▶ Data for this exercise:
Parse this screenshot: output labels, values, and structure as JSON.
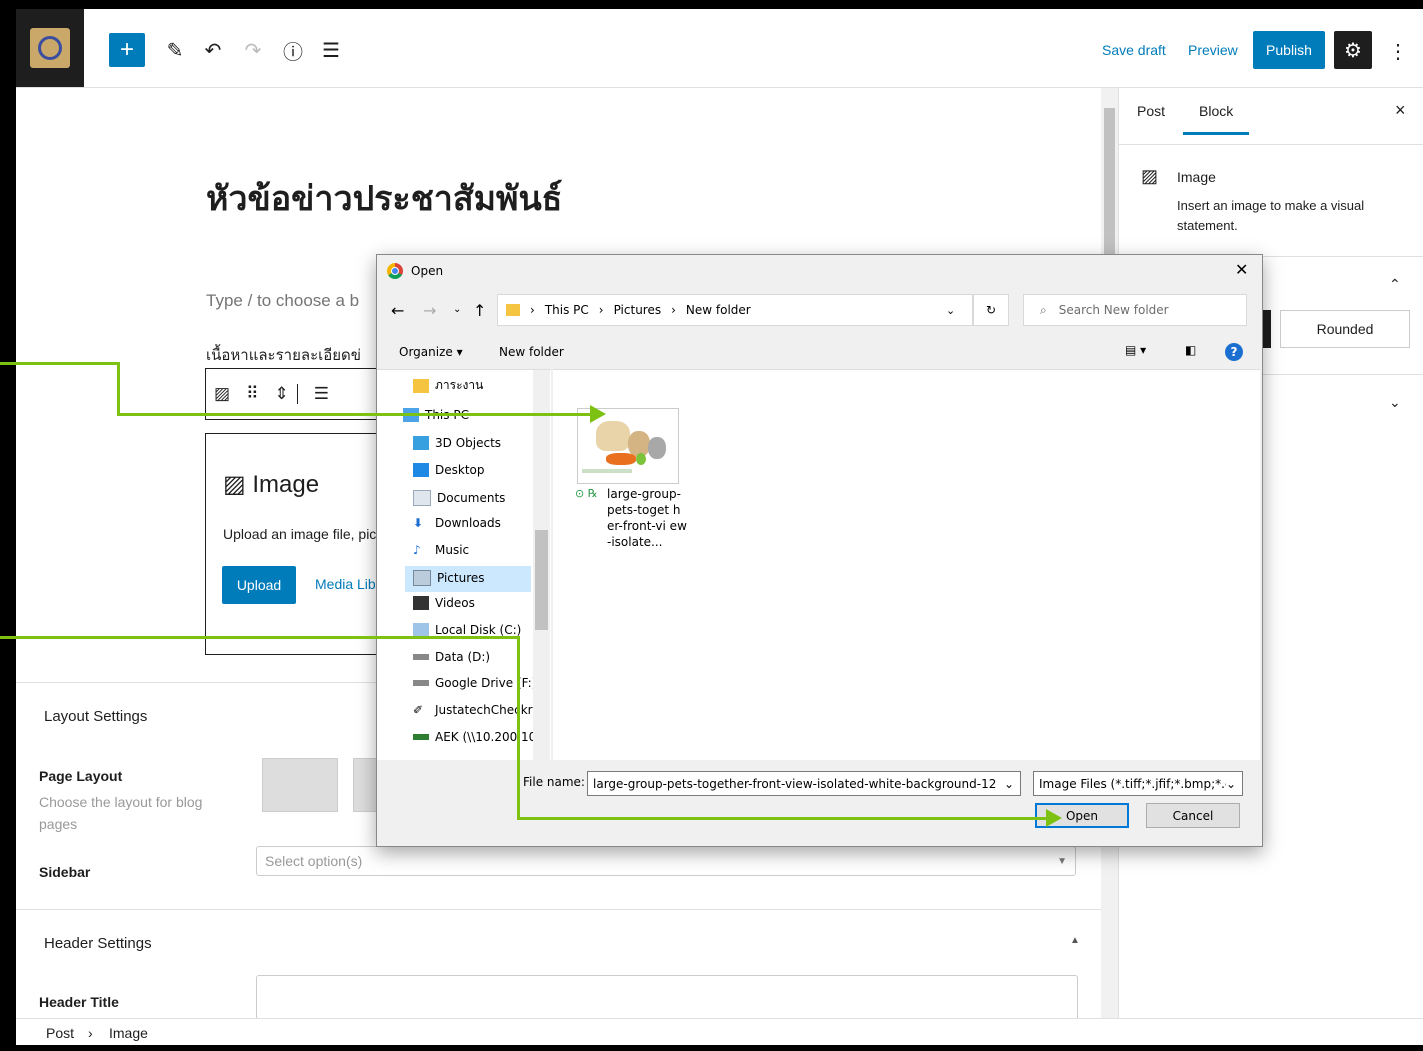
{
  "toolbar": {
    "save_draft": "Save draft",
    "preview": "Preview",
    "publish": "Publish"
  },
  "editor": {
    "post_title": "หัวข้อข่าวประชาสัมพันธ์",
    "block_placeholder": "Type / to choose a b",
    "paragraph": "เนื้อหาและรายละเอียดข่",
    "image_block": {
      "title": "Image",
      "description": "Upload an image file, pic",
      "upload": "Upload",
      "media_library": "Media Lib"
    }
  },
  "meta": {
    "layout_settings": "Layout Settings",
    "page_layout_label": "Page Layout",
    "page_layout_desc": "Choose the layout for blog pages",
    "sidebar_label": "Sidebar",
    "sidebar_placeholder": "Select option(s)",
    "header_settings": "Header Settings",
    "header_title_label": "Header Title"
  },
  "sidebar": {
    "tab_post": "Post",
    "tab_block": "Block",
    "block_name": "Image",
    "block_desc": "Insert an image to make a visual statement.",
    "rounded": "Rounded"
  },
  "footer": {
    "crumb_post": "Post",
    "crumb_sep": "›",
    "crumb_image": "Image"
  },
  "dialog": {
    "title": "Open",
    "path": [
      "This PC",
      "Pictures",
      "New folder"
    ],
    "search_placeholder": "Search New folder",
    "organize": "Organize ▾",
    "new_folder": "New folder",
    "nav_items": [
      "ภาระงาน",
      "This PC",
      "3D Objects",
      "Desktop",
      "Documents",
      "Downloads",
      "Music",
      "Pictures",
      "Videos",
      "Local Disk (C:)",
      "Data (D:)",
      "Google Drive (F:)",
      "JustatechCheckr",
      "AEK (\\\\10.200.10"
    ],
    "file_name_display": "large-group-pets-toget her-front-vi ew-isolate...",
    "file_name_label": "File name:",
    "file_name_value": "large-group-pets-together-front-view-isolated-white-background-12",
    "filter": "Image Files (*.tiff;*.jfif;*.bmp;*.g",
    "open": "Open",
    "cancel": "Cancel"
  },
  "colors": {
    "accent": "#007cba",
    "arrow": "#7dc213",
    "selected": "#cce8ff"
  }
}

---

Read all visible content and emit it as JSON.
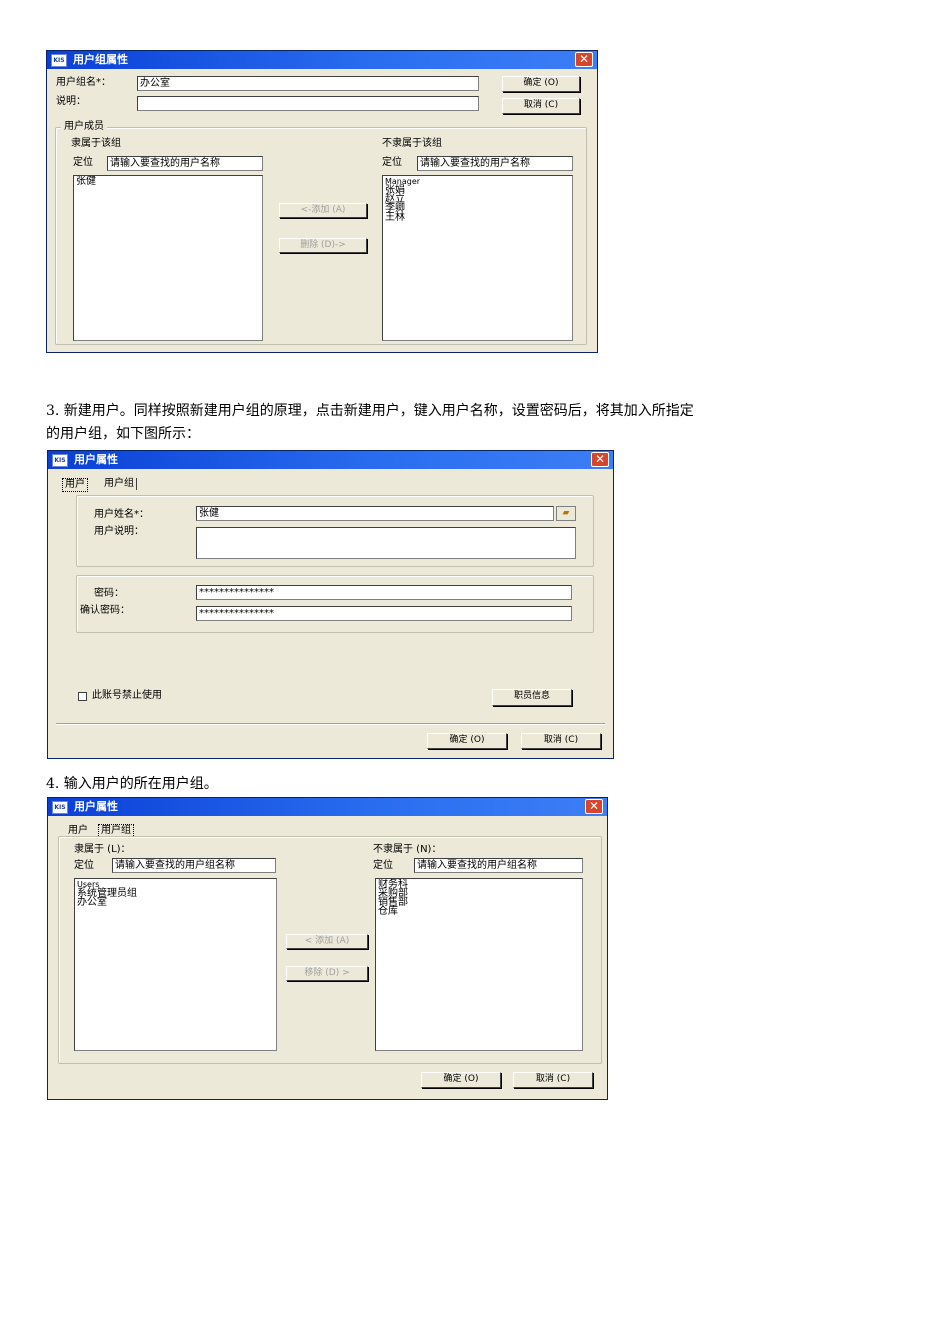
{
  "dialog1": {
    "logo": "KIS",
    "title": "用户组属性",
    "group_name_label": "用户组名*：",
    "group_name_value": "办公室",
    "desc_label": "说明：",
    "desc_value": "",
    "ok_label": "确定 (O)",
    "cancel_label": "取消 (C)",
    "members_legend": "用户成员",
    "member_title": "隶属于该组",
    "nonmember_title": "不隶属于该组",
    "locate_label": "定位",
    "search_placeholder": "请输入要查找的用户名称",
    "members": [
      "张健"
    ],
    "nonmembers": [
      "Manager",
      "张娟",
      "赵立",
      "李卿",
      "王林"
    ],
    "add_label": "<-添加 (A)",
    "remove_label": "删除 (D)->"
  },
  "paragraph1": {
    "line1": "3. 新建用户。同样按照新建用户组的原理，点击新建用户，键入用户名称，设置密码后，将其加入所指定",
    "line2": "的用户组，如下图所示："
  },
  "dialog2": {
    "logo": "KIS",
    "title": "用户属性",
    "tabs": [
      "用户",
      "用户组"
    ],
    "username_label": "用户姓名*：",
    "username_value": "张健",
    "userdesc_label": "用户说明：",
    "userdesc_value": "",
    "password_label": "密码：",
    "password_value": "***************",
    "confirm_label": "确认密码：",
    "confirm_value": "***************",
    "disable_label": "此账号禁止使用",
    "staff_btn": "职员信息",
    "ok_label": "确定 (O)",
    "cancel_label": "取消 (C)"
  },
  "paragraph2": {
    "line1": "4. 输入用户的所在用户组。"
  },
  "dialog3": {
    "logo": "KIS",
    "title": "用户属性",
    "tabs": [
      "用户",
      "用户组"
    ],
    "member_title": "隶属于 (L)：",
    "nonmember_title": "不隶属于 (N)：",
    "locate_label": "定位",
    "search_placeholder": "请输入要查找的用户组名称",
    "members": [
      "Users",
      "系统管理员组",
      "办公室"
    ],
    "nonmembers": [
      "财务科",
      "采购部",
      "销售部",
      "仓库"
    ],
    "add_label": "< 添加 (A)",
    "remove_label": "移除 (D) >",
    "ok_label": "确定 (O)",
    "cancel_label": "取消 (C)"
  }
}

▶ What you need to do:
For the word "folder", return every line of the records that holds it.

▶ Reply:
      "New folder"
    "search_placeholder": "Search New folder",
    "new_folder": "New folder",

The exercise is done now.